Finally we come to Khalid Ben-Hassin.  The new Dr. Fate for the New 52.  Khalid is the newest successor to the Helm of Fate with the benefit of Nabu's guidance fully restored.  However, Khalid, like some of his predecessors, is a reluctant successor to the Helm.  He did not want the power he was chosen to receive but finally accepted.  He is a complete neophyte to the world of magic and has had a rough go of it since defeating Wotan.  Most recently receiving a harsh beat-down by an evil Superman.  Being new to the world of heroism, Khalid perhaps did not handle the fight in the same way the original Kent Nelson might have and hence got nearly killed.

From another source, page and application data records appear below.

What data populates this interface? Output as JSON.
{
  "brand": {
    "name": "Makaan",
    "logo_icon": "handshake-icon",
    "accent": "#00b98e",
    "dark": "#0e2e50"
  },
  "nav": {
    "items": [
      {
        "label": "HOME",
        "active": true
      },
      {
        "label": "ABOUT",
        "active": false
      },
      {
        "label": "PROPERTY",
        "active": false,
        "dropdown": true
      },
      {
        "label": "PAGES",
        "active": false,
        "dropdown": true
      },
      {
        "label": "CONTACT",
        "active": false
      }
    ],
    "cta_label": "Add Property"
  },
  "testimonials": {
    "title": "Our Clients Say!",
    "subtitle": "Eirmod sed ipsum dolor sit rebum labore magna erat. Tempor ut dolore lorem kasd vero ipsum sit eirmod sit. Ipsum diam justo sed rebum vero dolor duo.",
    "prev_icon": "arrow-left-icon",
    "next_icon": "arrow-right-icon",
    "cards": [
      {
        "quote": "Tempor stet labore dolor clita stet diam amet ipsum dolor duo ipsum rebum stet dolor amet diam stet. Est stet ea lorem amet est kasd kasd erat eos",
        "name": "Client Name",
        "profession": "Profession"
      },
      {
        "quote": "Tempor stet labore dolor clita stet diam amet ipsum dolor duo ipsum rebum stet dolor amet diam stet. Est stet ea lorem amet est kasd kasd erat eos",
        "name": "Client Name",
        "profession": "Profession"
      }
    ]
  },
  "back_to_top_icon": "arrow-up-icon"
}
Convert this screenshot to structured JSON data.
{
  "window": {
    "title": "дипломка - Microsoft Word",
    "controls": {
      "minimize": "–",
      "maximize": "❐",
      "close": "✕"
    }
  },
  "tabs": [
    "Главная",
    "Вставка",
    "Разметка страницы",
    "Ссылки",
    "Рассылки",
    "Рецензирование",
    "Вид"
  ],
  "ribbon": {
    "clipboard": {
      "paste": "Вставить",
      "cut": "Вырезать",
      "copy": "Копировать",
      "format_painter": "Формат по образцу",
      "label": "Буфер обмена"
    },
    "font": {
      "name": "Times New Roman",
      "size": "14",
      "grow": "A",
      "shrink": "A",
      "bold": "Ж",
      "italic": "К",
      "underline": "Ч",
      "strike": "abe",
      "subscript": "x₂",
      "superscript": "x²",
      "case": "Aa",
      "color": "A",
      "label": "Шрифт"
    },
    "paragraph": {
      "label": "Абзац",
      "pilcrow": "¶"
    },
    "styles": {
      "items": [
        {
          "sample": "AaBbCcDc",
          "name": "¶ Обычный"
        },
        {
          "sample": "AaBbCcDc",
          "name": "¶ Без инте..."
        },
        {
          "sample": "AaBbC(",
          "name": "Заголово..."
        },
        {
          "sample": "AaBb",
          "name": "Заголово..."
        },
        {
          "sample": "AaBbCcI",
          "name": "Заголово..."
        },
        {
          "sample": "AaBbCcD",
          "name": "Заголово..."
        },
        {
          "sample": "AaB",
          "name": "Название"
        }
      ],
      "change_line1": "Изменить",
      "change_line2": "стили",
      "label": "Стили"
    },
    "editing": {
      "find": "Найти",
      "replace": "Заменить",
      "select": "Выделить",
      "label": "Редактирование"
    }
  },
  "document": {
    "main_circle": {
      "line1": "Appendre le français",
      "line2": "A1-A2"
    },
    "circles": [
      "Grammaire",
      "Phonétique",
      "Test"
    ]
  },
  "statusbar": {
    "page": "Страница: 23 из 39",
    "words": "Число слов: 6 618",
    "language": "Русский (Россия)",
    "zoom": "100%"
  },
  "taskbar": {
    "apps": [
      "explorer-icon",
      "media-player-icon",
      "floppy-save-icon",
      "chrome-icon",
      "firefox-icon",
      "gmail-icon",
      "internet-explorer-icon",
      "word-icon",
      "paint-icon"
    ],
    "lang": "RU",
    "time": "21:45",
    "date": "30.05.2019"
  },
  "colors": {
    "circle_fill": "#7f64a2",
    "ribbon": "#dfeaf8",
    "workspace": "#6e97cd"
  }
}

The line of novice Dr. Fates is, what I believe, DC comics answer to balancing the character's omnipotent power and to make the character more interesting.  Which is not bad.  However, I would argue that, that exact omnipotent power is what made the original Dr. Fate so interesting.  The Golden Age Dr. Fate would walk into the after life and be respected by its inhabitants.  He fought other evil doers who dabbled in the occult, he fought aliens, and Cthulhu-like monsters.  He traveled in between dimensions and battled creatures of chaos.  This is what made Dr. Fate awesome.  He fought evil threats that were beyond the grasp of other heroes.  His association with mysticism is part of what made him so intriguing.  The fact that he holds such power yet fights creatures even more powerful than himself, mystic, hellish creatures, is what makes a "hyper" powered Dr. Fate so damn cool.    


1 comment:

  1. I think that's probably part of it. The other part is that having a new character pick up the helm of Fate allows readers who aren't familiar with his past incarnations a jumping on point. It's much easier to make a new (usually young) character accessible to an audience that maybe isn't familiar with or not as knowledgable about the character as a die-hard fan than it is a character who's been around for decades in real time or hundreds (thousands?) of years in DC time.

    ReplyDelete